*** Data under study ***

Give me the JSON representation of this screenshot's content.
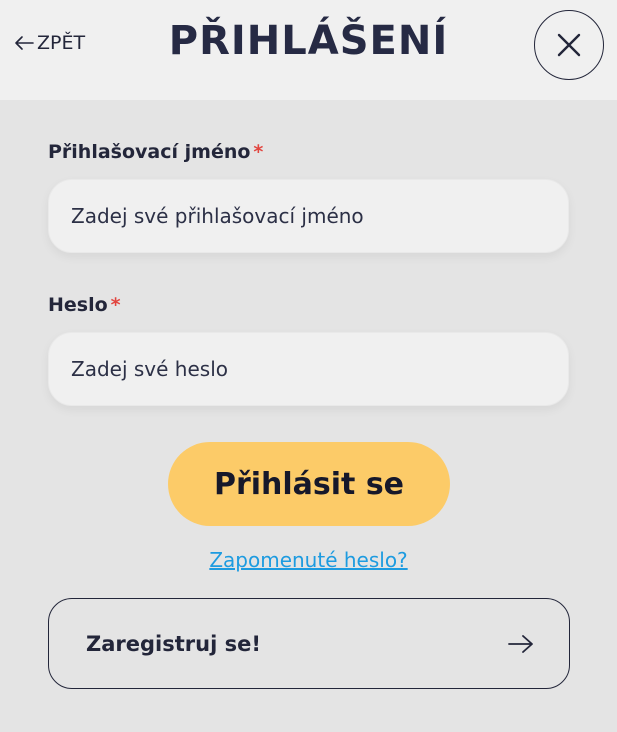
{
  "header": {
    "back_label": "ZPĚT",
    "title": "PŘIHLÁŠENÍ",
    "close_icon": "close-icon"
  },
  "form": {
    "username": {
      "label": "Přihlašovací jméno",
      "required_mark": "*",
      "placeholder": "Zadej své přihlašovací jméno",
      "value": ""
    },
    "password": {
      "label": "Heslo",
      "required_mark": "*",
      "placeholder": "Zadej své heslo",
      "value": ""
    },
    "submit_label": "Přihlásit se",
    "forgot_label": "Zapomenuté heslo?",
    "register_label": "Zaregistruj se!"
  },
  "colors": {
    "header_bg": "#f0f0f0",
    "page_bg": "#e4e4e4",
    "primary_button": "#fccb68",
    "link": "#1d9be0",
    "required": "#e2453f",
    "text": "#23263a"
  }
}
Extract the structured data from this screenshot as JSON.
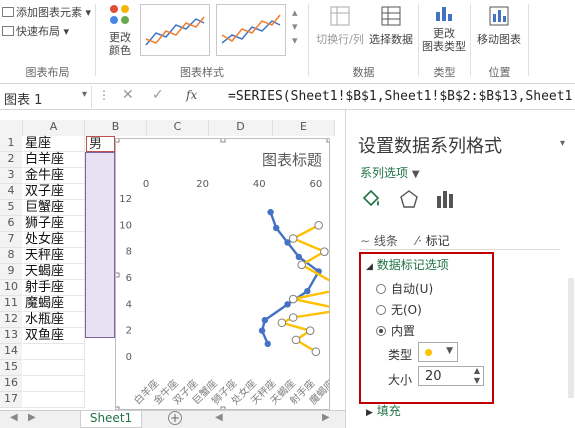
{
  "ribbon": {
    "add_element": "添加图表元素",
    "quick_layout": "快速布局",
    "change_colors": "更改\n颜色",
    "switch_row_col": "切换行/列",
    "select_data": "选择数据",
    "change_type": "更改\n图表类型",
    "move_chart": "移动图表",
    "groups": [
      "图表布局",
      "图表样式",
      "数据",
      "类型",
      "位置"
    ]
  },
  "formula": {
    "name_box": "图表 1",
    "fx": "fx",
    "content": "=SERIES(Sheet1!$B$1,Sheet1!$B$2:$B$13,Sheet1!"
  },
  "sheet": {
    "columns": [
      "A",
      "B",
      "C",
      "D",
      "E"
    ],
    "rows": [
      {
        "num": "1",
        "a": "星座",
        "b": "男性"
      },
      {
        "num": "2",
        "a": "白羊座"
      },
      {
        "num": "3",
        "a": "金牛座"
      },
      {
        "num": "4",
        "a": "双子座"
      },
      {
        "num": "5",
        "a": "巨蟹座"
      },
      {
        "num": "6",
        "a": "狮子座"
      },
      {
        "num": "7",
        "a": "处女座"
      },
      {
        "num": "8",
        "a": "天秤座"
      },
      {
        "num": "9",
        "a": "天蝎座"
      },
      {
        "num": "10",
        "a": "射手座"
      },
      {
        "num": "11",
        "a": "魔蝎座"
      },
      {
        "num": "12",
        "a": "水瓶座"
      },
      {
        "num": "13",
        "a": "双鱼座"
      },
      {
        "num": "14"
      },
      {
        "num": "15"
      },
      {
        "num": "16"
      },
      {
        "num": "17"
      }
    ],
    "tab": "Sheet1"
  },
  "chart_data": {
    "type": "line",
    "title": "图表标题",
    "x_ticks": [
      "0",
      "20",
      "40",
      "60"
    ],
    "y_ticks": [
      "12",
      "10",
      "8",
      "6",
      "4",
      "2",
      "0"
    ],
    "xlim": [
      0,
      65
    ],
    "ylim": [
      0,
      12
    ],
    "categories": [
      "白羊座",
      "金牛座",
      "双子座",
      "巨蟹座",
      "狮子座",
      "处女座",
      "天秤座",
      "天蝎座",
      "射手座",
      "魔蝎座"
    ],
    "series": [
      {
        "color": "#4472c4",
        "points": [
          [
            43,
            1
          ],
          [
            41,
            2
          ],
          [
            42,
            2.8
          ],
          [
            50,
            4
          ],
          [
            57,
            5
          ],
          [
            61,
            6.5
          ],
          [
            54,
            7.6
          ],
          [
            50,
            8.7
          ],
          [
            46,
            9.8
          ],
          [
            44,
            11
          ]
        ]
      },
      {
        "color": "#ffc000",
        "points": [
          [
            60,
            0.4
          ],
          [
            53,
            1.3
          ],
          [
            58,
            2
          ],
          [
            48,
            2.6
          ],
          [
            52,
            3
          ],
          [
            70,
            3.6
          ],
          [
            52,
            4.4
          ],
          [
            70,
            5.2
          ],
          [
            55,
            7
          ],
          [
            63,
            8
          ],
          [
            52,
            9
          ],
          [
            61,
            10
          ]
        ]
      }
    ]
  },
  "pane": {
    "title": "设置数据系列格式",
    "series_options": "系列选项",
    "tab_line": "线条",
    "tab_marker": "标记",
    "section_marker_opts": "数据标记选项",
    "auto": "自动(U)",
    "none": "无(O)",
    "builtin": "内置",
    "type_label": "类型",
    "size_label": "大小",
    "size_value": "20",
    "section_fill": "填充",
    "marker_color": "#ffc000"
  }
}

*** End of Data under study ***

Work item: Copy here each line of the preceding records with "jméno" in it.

Answer to the problem:
      "label": "Přihlašovací jméno",
      "placeholder": "Zadej své přihlašovací jméno",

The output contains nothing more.